States that have expanded their Medicaid and CHIP programs to parents have "far lower" rates of uninsured eligible children than states that do not cover parents, according to a new study from the Commonwealth Fund (Commonwealth Fund release, 5/30). Jeanne Lambrew of George Washington University conducted a 50-state analysis of the number of uninsured children and parents and the various income eligibility limits for both groups in each states. Here are some of the report's main findings:
- More than nine million parents are uninsured nationwide, with roughly two-thirds of them having income below 200% of the federal poverty level ($36,000 for a family of four). Uninsured parents and children comprise more than 50% of the low-income uninsured population.
- For 1999, the uninsured rate among low-income parents is 33% from 1996-1999, compared to 23% of low-income children -- the greater percentage of covered children "results, in part, from success in Medicaid and CHIP expansions." Moreover, the rate of uninsured, low-income parents has increased from 31% in 1996 to 33% in 1999, while the number of uninsured children declined one million from 1998 to 1999.

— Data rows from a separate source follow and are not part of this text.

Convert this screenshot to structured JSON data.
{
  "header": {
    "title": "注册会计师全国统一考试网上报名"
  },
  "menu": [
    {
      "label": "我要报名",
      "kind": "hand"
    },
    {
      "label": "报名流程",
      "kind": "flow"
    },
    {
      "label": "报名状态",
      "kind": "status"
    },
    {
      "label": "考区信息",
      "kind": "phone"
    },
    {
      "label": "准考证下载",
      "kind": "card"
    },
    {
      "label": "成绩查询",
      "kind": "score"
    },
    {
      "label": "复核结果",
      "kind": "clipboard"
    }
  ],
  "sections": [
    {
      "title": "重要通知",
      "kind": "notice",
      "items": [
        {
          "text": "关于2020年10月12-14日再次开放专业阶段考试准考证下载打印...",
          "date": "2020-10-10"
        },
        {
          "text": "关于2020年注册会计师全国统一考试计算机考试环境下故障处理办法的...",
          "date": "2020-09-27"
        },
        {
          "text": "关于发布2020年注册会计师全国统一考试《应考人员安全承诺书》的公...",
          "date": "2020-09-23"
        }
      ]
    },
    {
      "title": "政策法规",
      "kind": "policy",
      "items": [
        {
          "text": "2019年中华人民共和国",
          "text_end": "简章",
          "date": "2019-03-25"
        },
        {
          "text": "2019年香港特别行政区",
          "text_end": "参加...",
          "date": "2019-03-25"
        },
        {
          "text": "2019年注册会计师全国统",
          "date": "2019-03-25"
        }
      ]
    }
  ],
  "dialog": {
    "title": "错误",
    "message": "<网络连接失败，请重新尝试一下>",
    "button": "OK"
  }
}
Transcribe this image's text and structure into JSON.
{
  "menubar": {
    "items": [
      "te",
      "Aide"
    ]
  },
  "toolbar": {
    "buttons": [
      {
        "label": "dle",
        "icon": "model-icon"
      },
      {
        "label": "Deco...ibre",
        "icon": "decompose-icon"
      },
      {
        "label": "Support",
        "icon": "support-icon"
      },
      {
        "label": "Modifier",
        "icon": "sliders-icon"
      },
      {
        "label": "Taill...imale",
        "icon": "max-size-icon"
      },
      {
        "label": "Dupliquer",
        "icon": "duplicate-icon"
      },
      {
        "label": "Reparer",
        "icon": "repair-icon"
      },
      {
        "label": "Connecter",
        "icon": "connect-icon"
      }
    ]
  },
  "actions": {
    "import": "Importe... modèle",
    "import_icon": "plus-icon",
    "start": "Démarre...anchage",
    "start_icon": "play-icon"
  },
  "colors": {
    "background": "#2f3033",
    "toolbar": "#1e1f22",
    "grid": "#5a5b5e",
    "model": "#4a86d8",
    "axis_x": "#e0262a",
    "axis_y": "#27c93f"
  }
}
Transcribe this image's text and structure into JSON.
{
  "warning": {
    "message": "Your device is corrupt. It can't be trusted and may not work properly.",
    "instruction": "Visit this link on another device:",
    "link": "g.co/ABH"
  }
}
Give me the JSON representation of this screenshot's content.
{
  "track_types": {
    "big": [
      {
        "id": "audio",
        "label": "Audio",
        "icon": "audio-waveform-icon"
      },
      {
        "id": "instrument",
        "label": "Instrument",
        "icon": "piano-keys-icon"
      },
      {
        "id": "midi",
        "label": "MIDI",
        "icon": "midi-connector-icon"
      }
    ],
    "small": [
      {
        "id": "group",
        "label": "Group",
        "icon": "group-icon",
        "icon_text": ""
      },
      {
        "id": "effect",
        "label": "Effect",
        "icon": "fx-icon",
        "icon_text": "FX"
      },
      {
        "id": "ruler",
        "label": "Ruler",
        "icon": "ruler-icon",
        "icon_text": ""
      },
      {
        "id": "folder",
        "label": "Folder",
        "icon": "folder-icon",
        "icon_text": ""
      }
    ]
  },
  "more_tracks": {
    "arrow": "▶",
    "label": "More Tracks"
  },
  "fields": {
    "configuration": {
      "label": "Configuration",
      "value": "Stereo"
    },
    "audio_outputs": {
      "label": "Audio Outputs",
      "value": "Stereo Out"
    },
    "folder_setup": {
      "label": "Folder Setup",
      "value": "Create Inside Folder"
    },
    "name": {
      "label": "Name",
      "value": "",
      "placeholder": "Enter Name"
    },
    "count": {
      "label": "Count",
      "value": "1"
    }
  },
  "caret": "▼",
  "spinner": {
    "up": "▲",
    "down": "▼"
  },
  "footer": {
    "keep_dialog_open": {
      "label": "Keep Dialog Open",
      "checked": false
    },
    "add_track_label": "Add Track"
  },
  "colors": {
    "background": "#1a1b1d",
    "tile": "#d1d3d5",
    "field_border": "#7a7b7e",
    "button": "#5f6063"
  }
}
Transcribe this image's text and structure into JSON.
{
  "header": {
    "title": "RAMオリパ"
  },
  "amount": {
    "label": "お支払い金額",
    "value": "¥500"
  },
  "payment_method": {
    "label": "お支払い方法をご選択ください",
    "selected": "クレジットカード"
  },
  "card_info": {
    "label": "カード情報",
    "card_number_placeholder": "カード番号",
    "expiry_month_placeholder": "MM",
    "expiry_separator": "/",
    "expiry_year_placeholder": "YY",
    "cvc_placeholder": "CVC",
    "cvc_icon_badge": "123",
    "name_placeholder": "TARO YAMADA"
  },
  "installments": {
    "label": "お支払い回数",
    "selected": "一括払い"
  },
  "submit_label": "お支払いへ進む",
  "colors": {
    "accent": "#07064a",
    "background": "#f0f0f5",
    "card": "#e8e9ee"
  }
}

- States that extended eligibility to parents above poverty have nearly half the uninsured child rate as those with low eligibility rates.
- Nearly three-fourths of "uninsured children eligible for Medicaid or CHIP have at least one parent who is uninsured," suggesting that "one way to find and insure more children is to extend health coverage to their parents."
- Low-income children with insured parents are nearly twice as likely to have health insurance as children with uninsured parents.
The report concludes, "Building on Medicaid and CHIP to insure low-income parents may be one of the most effective incremental ways of covering the uninsured." For instance, if every state raised its income eligibility limits for parents to the limits already set for children, more than two million low-income parents would "immediately" become eligible for coverage because their children are already enrolled (Lambrew, "Health Insurance: A Family Affair," 5/2001). According to the Commonwealth Fund, extending coverage to parents would have the added benefit of "remov[ing] the fear of losing affordable coverage for those leaving welfare for work." Lambrew adds, "States have already made great strides in expanding coverage to children. Adding parents to existing state programs for children is administratively easy, efficient, and effective at reducing the number of uninsured children who are eligible for Medicaid or CHIP. There is strong, bipartisan support in states and the U.S. Congress to take this logical next step, which will improve enrollment of uninsured children" (Commonwealth Fund release, 5/30). To view the full report, go to http://www.cmwf.org/programs/insurance/lambrew_familyaffair_464.pdf. Note: You will need Adobe Acrobat Reader to view the report.
Referencing the study, the Washington Post today examines problems states have had in enrolling children in CHIP and the possible implications of these difficulties on extending coverage to parents. The Post reports that by the end of last year, fewer than two million of the nation's 10 million uninsured children were enrolled in CHIP, with reasons for the lack of coverage including: lack of knowledge among low-income parents that the program exists; fear among immigrants about deportation; and enrollment barriers, such as face-to-face interviews and asset tests. According to a Robert Wood Johnson Foundation study, 60% of parents whose children qualify for Medicaid or CHIP do not think they are eligible. The Post reports that Sen. Edward Kennedy (D-Mass.), who is slated to chair the Senate Health, Education, Labor and Pensions Committee after the Senate reorganization, plans to introduce legislation that give states $70 billion to extend Medicaid or CHIP coverage to parents. But according to Judy Whang, senior program officer at the Robert Wood Johnson Foundation, while advocates are "eager ... to develop innovative ways to go beyond CHIP," they "realize they need to adopt a 'max-out strategy'" before extending the program. Ron Pollack, executive director of Families USA, added, "If [CHIP] doesn't work, or is perceived not to be working, it disparages our efforts to go beyond" children (Connolly, Washington Post, 6/1).This is part of the California Healthline Daily Edition, a summary of health policy coverage from major news organizations. Sign up for an email subscription.